So, I’ve come to the conclusion that the ingredients “make” the cocktail—or at least define it—not the proportions. Because of this, I think coming up with original cocktails is actually *really* difficult, maybe more so than coming up with original food recipes. If you want to invent a new cocktail, you have to basically use a new ingredient (this is why so many “modern” cocktails use obscure ingredients, which drives me crazy fyi) or combine classic ingredients in a way no one’s tried before (good luck with that).
What do you think defines a cocktail, the ingredients or the proportions?
It’s well-known that writers generally like to have a drink or two or five, as the premise of this blog testifies. But what happens when one spends more time drinking than writing?
Brendan Behan once said, “I’m a drinker with writing problems,” and when you’re your own boss and make your own hours, keeping business and pleasure separate can certainly be a problem. In his book, The Blogger Abides, Christopher Higgins talks about when he first started freelance writing. Every day he’d go to the pub to write children’s novels and have a pint. Then he’d have another pint and write some more. And then another pint. Point is, he wrote a whole series of children’s novels drunk (and hopefully edited sober) before he realized the need for “drinking hours,” which he recommends to every freelance writer.
I usually never drink before dinner, and we usually have dinner around 8 pm. I just can’t face drinking on an empty stomach; and besides that, I have things to do. I’m uncoordinated enough without adding alcohol to the mix.
Out of curiosity, do you keep “drinking hours”?
Whenever you pick up a cocktail recipe book, they usually have a list of things you should have stocked in your bar. If you’re anything like me, you probably skip this section, because they list every single alcohol known to human kind, and who’s really going to have that much stuff on hand? Not me. However, I do have what I consider a well stocked bar.
This is based on what I like to drink on a regular basis. My favorite cocktails, in order, are:
I have a martini on Saturdays and a Manhattan on Sundays.
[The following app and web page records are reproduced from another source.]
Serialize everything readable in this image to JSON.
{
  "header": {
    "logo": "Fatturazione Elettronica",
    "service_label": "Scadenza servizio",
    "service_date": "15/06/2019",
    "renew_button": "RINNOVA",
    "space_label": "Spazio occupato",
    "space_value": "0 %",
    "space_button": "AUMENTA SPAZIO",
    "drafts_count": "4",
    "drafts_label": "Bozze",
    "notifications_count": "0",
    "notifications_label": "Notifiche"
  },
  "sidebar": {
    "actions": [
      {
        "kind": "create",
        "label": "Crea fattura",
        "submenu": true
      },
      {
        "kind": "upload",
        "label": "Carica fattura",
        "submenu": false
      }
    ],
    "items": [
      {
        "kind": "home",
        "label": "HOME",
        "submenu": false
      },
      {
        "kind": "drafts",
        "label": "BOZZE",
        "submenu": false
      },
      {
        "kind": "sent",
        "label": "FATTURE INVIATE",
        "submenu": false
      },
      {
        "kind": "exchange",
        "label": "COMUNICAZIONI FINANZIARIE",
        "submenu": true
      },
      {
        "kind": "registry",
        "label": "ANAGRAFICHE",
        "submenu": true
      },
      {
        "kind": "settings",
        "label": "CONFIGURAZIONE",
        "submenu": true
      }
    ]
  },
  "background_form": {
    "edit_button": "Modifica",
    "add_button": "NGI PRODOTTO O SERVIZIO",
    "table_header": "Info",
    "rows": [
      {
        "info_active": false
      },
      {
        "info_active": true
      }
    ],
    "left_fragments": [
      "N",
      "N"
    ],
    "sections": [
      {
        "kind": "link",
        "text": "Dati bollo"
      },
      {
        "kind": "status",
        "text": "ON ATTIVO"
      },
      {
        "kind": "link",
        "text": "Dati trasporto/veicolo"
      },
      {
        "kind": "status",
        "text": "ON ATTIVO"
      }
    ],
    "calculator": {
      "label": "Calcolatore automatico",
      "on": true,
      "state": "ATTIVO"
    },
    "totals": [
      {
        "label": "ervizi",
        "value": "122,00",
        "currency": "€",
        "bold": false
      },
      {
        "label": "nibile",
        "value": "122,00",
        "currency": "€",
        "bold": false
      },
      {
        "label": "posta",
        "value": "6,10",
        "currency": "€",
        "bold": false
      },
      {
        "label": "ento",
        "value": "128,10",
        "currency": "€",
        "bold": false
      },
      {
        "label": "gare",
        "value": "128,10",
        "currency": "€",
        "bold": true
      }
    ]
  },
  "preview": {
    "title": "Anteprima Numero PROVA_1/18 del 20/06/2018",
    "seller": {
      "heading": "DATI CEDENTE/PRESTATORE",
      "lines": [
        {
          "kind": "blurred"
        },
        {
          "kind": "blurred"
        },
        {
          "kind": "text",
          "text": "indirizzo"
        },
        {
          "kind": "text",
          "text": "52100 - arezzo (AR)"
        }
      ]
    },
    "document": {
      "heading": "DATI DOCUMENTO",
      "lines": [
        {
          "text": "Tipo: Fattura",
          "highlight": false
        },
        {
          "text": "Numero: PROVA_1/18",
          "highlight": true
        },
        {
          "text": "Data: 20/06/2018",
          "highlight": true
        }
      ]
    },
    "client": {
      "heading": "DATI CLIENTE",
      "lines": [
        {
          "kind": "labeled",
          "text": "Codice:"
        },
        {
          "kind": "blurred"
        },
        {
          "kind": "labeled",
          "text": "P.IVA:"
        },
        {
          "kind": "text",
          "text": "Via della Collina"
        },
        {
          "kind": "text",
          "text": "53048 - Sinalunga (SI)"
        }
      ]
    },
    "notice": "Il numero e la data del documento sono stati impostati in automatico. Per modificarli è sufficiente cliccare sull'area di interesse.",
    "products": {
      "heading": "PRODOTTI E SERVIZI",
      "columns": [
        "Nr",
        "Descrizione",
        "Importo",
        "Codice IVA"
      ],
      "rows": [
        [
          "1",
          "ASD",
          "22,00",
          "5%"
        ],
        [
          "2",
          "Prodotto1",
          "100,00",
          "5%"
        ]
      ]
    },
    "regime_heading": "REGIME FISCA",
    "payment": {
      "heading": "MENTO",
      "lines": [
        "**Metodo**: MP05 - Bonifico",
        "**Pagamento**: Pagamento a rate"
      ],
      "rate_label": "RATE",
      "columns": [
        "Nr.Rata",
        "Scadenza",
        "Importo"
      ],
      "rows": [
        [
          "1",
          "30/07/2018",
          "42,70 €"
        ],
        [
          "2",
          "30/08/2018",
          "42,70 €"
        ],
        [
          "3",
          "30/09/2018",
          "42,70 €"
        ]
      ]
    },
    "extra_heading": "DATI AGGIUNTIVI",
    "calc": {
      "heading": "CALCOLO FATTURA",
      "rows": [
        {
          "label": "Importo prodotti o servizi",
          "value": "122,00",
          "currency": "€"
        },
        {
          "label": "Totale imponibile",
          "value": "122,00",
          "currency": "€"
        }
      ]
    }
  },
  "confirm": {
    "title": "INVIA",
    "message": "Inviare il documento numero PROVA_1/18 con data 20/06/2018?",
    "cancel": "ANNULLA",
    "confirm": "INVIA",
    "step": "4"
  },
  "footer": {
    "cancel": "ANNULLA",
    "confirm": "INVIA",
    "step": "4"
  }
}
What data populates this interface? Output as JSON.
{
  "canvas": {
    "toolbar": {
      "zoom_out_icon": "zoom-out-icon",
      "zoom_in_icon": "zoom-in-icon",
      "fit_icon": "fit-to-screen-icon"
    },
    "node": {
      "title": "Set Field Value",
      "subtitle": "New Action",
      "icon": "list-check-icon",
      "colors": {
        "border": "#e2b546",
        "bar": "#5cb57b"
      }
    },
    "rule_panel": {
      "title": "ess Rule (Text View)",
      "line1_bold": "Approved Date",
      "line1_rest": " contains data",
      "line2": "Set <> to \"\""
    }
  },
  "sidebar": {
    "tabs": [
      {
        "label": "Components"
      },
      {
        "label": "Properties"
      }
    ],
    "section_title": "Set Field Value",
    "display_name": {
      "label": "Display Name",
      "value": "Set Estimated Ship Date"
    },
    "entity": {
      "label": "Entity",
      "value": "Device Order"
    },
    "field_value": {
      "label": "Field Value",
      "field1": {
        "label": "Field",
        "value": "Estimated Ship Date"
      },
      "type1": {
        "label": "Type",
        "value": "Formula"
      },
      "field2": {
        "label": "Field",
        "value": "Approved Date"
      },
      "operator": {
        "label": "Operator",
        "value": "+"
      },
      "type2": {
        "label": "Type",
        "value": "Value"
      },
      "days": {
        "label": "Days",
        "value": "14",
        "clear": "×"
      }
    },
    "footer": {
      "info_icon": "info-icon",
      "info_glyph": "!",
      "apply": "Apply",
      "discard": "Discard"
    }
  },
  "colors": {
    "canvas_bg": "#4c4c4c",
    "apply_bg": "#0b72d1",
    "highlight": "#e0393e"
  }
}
I don’t know why, it’s just a thing. Anyway, in order to be able to have my favorite drinks when I want them, I need these ingredients on hand:
There’s my well-stocked bar! Any other items, as far as I’m concerned, are just a bonus and for experimenting with different cocktails.
What does your well-stocked bar look like?
This post isn’t exactly timely, but hey, you can still drink eggnog, right? Over the holidays I conducted a Highly Scientific Experiment with four different types of liquor and how they paired with store-bought eggnog. The liquors were: brandy, rum, whiskey, and bourbon (I did not try tequila and gin. Gross. If you’ve tried them, though, feel free to share).
The proportions I used for my Highly Scientific Experiment were 2 oz liquor to 6 oz store-bought eggnog (you can make your own eggnog, but I already had the store-bought stuff on hand). I sampled my test examples over the period of several weeks.
I didn’t expect a huge difference in results, but it turned out there was very definite winner to my Highly Scientific Experiment: rum (Bacardi light to be specific). I expected I would prefer brandy, since I love brandy, and that’s usually the liquor I add to eggnog anyway; but the rum was literally perfect with the eggnogg, lightening the flavor of the drink with no unpleasant bite or aftertaste. The runner-up was bourbon, which had a good flavor but made the eggnog look like it was curdling. So that was unappetizing.
The two losers—whiskey and brandy—just tasted slightly off in the eggnog, especially the whiskey (and I used a very light, blended whiskey, too). Perhaps if I’d added less liquor in proportion to the eggnog with these liquors, I would have had a better-tasting drink.
So there you have it! What’s your favorite thing to add to eggnog (besides nutmeg of course)?